This article was originally written and submitted as part of a Canada 150 Project, the Innovation Storybook, to crowdsource stories of Canadian innovation with partners across Canada. The content has since been migrated to Ingenium’s Channel, a digital hub featuring curated content related to science, technology and innovation.
The era of the paddlewheel boats on the Upper Fraser was brief, but the allure of this by-gone time endures. The first paddlewheeler to navigate the Upper Fraser was the S.S. Enterprise in 1871. They were trying to find a navigable route to deliver supplies from Soda Creek to the gold mines at Germansen Creek, far to the north. On the return trip she suffered severe damage forcing a beaching on Trembleur Lake, north of Stuart Lake. The crew had a long walk back to Quesnel. Paddlewheelers would not attempt to navigate the Upper Fraser for another 37 years.
Eleven paddlewheelers would ply the hazardous waters of the Upper Fraser between 1908 and 1921. The grandest and most famous of these vessels was the S.S. BX.; which was launched without ceremony on May 13th, 1910. The BX had to deal with unfounded rumours and superstition. This was partly due to the fact that the British Columbia Express Company launched the BX on Friday the thirteenth in May of 1910. The shipyard workers were wary of the BX’s luck and so to pacify them the British Columbia Express Company explained that Friday the thirteenth was the company’s lucky day. She eventually won over the doubters and was known from then on as “The Queen of the North,” owing to her great speed, comfortable accommodation and the reliability of her scheduled service.

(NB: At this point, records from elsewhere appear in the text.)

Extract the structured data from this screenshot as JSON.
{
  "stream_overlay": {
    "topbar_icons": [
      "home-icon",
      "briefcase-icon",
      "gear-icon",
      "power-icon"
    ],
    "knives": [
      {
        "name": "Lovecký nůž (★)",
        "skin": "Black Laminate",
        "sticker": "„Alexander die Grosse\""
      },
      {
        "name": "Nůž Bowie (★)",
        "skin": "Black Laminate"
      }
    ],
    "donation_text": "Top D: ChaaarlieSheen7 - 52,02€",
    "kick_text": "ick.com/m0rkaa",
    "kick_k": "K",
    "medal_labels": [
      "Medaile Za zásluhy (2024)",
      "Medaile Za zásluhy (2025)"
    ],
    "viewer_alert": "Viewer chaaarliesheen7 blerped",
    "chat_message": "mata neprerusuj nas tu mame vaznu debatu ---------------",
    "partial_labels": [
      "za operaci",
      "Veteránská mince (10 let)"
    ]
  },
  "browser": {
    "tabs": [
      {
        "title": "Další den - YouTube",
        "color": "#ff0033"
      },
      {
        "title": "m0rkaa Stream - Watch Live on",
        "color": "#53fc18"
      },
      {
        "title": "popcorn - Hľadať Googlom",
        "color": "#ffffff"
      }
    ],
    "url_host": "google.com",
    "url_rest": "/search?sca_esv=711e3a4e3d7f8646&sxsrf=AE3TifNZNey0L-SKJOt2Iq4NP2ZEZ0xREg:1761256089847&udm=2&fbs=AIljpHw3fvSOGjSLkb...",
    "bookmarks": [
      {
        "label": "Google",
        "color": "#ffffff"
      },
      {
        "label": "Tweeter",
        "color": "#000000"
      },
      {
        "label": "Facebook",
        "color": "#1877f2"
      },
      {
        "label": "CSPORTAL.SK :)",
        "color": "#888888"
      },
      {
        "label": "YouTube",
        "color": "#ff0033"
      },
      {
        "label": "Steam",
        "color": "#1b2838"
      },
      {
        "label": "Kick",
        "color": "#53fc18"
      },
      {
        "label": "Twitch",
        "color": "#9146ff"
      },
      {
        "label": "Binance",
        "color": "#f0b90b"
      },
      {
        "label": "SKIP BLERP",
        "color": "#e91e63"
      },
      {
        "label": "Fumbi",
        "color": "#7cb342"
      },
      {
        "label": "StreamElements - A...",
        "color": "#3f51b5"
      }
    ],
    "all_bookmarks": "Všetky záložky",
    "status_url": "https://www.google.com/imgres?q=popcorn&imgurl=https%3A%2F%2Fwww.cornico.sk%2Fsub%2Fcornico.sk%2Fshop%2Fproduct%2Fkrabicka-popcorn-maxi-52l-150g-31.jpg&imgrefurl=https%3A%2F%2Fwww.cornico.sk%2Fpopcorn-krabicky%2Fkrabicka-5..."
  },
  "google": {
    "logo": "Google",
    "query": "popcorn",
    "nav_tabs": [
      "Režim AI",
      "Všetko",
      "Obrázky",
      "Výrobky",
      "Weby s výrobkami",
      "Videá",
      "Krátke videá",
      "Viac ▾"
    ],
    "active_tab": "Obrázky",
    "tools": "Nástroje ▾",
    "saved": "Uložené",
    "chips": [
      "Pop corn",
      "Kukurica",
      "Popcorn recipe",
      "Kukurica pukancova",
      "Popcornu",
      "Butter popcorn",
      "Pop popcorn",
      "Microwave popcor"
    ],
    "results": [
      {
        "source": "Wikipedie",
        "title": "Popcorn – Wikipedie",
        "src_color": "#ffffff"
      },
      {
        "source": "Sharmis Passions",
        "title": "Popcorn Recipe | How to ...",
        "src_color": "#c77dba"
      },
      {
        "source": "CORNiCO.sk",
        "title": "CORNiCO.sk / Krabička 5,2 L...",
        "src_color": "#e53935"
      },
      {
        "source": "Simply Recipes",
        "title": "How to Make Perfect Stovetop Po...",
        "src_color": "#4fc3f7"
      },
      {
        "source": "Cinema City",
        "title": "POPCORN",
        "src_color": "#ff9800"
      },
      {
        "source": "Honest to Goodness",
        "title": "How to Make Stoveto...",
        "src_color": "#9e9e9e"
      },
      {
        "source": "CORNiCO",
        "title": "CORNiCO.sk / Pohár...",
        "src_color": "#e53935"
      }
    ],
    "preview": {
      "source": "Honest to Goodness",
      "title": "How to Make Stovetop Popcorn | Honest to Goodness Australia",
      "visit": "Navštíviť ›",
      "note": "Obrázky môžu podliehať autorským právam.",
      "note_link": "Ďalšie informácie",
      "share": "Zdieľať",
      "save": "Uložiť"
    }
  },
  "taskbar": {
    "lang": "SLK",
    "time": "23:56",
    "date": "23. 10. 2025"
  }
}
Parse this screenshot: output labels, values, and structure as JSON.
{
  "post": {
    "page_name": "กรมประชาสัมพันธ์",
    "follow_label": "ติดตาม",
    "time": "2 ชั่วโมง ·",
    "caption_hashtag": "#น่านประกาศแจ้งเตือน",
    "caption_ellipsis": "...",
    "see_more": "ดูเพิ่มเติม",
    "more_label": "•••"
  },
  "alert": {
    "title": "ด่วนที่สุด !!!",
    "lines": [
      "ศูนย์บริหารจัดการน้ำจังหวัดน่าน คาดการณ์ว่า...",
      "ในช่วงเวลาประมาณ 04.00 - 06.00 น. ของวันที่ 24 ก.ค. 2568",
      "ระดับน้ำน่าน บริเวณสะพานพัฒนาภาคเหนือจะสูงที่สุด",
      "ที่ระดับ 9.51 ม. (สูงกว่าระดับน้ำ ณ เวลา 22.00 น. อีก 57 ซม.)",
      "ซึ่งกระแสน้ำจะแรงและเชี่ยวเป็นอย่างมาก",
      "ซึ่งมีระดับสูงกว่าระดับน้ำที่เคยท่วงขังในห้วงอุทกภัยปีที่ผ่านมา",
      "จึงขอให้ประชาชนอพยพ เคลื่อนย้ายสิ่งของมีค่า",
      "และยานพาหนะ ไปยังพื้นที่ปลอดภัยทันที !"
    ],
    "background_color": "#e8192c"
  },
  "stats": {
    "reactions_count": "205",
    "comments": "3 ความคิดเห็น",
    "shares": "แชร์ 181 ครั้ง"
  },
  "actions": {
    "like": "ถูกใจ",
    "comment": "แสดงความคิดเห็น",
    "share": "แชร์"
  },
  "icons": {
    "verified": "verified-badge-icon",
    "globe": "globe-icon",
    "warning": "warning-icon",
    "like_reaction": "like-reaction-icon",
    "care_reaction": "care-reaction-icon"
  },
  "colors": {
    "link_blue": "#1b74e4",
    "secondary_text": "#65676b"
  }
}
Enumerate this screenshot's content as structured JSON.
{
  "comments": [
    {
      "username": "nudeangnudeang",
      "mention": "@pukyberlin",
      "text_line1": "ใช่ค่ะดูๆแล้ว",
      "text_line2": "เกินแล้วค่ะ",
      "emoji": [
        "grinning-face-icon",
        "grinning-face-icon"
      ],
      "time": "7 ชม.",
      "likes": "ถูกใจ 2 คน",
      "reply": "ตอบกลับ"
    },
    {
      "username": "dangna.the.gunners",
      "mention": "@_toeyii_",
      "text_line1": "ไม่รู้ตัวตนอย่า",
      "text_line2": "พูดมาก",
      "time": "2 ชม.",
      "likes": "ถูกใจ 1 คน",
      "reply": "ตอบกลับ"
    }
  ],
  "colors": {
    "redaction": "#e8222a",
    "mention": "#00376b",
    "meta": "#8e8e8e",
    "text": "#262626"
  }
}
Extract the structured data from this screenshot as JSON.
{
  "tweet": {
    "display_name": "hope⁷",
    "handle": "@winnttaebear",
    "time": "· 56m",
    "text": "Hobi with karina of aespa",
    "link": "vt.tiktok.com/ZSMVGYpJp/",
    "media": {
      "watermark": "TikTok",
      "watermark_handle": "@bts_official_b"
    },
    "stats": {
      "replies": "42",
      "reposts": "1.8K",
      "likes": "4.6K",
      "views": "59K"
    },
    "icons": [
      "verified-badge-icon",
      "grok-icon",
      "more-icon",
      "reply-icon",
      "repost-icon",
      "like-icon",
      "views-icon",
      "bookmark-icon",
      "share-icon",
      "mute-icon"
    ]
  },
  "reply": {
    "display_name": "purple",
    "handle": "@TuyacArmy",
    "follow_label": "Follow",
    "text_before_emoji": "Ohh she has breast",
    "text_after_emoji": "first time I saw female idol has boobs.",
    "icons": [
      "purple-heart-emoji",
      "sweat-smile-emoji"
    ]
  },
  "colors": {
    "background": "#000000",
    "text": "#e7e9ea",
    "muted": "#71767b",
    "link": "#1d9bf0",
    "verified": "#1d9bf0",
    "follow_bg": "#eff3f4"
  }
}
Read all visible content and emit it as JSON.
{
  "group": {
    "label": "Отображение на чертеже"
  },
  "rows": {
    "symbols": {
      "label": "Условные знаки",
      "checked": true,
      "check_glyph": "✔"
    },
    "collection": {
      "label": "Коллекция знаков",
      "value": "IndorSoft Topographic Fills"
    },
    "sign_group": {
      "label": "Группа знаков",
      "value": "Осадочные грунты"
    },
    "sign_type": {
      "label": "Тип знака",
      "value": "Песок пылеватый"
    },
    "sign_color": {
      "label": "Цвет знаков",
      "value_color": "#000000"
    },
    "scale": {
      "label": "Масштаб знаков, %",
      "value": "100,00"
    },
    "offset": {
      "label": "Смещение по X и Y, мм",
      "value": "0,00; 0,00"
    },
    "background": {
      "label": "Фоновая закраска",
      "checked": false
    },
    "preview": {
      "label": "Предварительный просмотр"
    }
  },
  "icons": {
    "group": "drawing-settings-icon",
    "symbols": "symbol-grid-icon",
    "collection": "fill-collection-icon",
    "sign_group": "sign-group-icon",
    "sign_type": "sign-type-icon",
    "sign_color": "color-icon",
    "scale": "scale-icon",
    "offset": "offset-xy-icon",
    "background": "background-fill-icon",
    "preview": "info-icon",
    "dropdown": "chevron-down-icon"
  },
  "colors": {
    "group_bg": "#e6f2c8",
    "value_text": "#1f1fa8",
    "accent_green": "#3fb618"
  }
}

The BX was the first paddlewheel boat powerful enough to negotiate the Cottonwood and Fort George Canyons without lining through using a capstan.
She had steam heated staterooms, red velvet carpet, blankets and linens of excellent quality. The Hudson’s Bay Company provided an upholsterer to cut and lay carpets, hang the curtains, and generally ensure that the ship looked as tasteful as possible. Premier McBride stayed in one of her richly appointed staterooms while travelling in this rugged country.
On her last trip in August 1919, the S.S. BX carrying 100 tons of cement in sacks, struck a reef, 5 miles below Fort George Canyon. Captain Browne laid her up on what he thought was a narrow beach, but it turned out to be only a narrow ledge which collapsed under the weight. The bow sank 20 feet deep in the water. The solidified sacks of cement had to be separated and hauled out before salvage operations could start. Caulkers and ship builders were brought in from Victoria to salvage the boat at a total cost of $40,000. The S.S. BX was brought to Prince George, her boilers and engines removed, with the structure left to deteriorate.